If a line in the following entries contains the string "listening", it counts toward the total; report only that total.
═══ Dataset entries ═══
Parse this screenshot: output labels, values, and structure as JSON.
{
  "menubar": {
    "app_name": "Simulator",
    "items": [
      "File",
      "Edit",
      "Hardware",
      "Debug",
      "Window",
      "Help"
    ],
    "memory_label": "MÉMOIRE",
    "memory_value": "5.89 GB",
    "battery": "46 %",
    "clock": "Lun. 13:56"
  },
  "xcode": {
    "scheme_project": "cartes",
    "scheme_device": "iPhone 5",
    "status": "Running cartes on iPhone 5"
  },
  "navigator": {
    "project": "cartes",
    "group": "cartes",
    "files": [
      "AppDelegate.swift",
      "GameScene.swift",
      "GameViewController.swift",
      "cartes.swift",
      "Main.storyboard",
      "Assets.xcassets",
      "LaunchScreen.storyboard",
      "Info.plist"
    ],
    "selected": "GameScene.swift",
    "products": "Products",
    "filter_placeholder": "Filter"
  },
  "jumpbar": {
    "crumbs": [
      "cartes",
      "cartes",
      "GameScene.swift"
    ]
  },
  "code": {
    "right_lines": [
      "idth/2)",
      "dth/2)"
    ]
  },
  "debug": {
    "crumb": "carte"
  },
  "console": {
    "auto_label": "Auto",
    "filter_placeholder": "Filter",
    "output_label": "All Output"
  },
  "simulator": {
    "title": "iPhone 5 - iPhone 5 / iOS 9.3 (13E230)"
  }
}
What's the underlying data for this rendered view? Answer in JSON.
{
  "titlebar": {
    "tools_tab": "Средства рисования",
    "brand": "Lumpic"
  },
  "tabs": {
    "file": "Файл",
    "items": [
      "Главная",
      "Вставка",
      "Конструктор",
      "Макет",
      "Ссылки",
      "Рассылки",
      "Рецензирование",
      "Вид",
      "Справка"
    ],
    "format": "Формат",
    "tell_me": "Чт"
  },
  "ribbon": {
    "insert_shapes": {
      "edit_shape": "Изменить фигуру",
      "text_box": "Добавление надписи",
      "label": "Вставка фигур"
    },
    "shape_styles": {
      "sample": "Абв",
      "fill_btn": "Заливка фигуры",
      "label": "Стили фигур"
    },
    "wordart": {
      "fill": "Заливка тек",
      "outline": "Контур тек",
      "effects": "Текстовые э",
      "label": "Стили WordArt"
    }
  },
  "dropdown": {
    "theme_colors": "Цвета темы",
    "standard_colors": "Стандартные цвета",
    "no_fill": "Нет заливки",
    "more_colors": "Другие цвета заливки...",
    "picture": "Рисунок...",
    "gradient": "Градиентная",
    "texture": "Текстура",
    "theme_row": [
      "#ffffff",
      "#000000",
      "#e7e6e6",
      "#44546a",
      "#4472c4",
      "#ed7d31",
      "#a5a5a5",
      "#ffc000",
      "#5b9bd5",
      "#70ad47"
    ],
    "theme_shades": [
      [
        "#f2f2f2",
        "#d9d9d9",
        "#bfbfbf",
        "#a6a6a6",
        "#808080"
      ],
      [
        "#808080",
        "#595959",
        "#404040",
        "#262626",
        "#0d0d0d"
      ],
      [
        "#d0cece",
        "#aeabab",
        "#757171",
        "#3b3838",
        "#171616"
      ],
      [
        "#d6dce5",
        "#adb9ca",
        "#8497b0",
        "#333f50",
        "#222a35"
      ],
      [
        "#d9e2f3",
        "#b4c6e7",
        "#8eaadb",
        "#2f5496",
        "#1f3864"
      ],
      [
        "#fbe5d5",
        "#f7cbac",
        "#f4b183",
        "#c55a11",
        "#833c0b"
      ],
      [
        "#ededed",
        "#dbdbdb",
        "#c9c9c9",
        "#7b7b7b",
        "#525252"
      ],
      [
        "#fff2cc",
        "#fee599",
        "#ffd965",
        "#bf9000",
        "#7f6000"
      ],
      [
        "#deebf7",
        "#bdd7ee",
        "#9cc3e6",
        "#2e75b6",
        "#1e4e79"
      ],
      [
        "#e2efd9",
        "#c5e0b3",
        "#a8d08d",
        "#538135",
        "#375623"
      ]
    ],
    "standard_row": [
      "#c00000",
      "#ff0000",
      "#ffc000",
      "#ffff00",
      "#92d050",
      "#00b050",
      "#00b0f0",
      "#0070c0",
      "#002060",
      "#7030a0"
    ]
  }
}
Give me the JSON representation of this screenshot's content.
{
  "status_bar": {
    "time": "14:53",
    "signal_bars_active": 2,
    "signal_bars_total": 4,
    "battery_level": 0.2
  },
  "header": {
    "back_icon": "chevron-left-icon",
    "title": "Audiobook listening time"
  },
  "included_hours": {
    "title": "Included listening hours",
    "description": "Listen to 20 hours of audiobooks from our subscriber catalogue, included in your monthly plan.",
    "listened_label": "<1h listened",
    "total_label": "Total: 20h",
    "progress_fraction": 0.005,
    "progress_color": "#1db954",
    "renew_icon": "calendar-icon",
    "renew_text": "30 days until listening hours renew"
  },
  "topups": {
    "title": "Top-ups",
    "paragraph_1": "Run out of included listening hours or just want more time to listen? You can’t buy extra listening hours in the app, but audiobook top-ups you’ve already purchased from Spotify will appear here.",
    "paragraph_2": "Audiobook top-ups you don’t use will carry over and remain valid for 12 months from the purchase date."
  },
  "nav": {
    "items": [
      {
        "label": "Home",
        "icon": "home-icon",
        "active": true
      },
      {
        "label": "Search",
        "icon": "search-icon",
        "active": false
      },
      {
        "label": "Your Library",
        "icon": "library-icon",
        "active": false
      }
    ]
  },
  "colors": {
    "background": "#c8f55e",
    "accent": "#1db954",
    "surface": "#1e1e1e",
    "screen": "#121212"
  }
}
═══
## Solution:
4